Let me say that I am no great supporter of the Chief Rabbinate. In recent years it has increasingly become plagued by scandal and sleaze and is now regarded as a plaything for the haredim rather than an institution providing spiritual leadership to the nation.
But was Rabbi Metzger's act of "moral perdition" in receiving discounted hotel accommodation in any way inconsistent with the behavior of most public officials and cabinet ministers? Had Metzger been offered reciprocal under-the-table favors by agreeing for example, to impose less stringent kashrut supervision in return for discounted accommodation, that certainly would have warranted prosecution. Yet the only evidence of a reciprocal benefit was a pathetic hint that one rabbi may have obtained a job of supervising the milking of cows by video! The whole affair is something out of Chelm and Mazuz makes a fool of himself by behaving in this manner.
MORE WORRYING is that Mazuz takes upon himself the mantle of both judge and prosecutor. He publicly concedes that he has insufficient evidence for an indictment against Metzger and closes the investigation. But he then proceeds to pontificate that the chief rabbi's behavior, renders him unfit to continue in his role, and calls on him to resign. Mazuz seems to have lost the plot. His role is to indict or not indict. When an attorney-general arrogates to himself the role of imposing sanctions on citizens - without giving them the opportunity to defend themselves or prove their innocence in court - that not only assumes guilt before conviction, It effectively abrogates the rule of law.
Paradoxically, Mazuz came to a similar conclusion about Ariel Sharon as he did with Metzger when he announced that there was insufficient evidence to warrant the prime minister's prosecution. He would never have dared suggest that the prime minister should stand down. The double standard applied by Mazuz shrieks to high heaven.
None of this suggests that the behavior of Rabbi Metzger or Nomi Blumenthal should be sanctioned. On the contrary, if they acted improperly they should be reprimanded or prosecuted. But the small fry should not be made the scapegoats for a rotten system that needs to be cleansed from the top.
That applies even more so at a time when there has been so much odium in relation to alleged improprieties by some of our leading politicians, including former prime ministers and a former president. Contrast the "crimes" committed by Metzger and Blumenthal to the recent exposure by the state comptroller of the obscene misappropriation of millions of shekels from public funds by the senior management of the Bank of Israel.
Ehud Olmert, soon to be prime minister, has the opportunity of opening a new chapter. He can reintroduce collective cabinet responsibility and impose genuine transparency on its members. He can reverse the banana-republic atmosphere where the civil service is politicized and subject to cronyism, and when even critical diplomatic posts are frequently filled by mediocrities rather than by persons of merit.
If the benchmark of corruption in Israel amounted to minor improprieties such as providing overnight hotel freebies or accepting discounted accommodation rates, we might be angered by the shenanigans of the perpetrators. But we would surely sleep better than we do now, being aware of the infinitely more serious levels of corruption that take place at the highest levels of the nation.
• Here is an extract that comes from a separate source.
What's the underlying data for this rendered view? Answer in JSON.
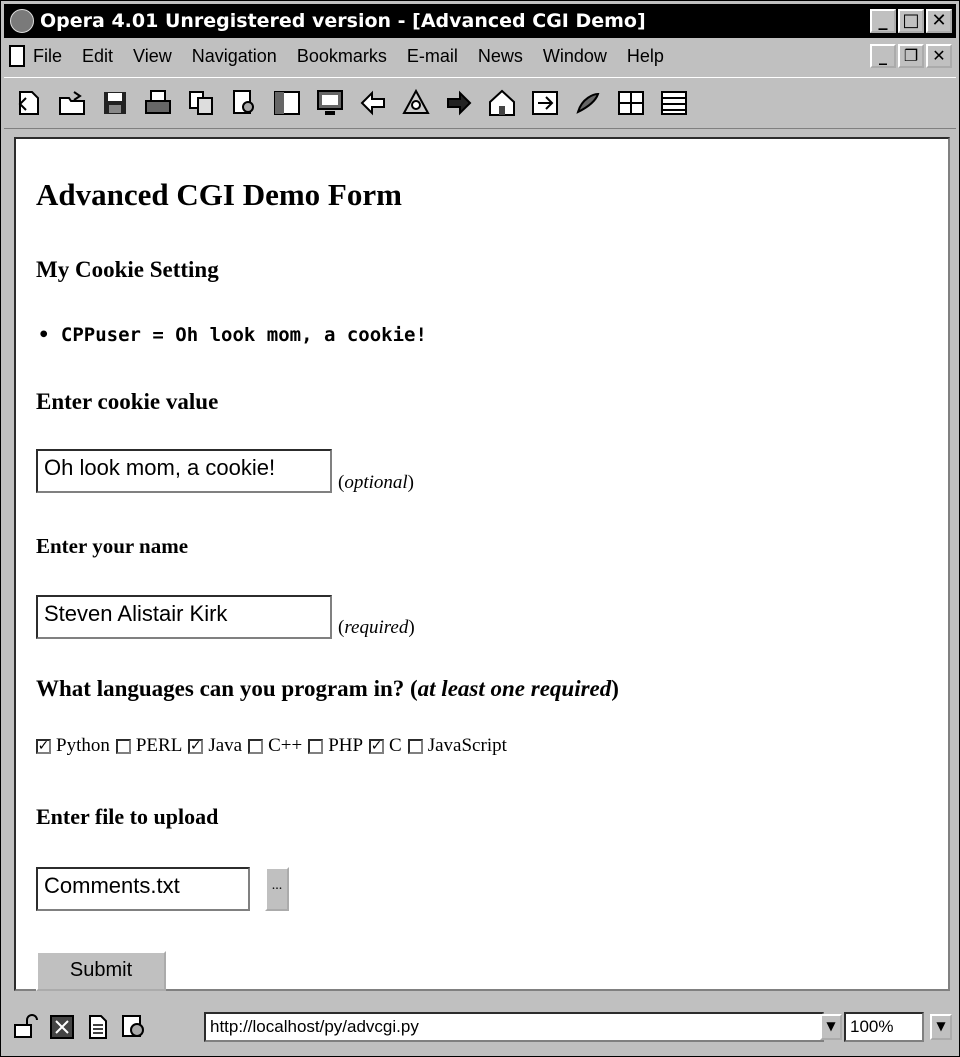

The sad truth is that until leading members of the establishment who indulge in improprieties are prosecuted, or the electoral system is amended to enable voters to punish those who exploit the public system for personal gain, nothing will change.
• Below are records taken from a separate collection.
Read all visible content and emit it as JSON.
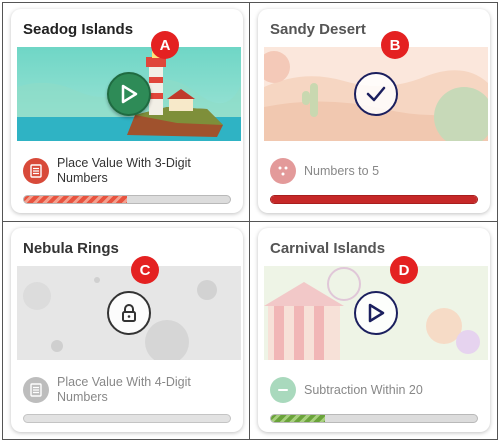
{
  "cards": [
    {
      "title": "Seadog Islands",
      "marker": "A",
      "skill": "Place Value With 3-Digit Numbers",
      "state": "play",
      "progress": 0.5,
      "icon": "play-icon",
      "skill_icon": "list-icon",
      "colors": {
        "accent": "#d84a3a",
        "button": "#2e8b57"
      }
    },
    {
      "title": "Sandy Desert",
      "marker": "B",
      "skill": "Numbers to 5",
      "state": "complete",
      "progress": 1.0,
      "icon": "checkmark-icon",
      "skill_icon": "dots-icon",
      "colors": {
        "accent": "#c62828"
      }
    },
    {
      "title": "Nebula Rings",
      "marker": "C",
      "skill": "Place Value With 4-Digit Numbers",
      "state": "locked",
      "progress": 0,
      "icon": "lock-icon",
      "skill_icon": "list-icon",
      "colors": {
        "accent": "#bdbdbd"
      }
    },
    {
      "title": "Carnival Islands",
      "marker": "D",
      "skill": "Subtraction Within 20",
      "state": "play",
      "progress": 0.26,
      "icon": "play-icon",
      "skill_icon": "minus-icon",
      "colors": {
        "accent": "#6aa33a"
      }
    }
  ]
}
The writer chairs the Diaspora-Israel relations committee of the Jerusalem Center for Public Affairs, and is a veteran Jewish international leader.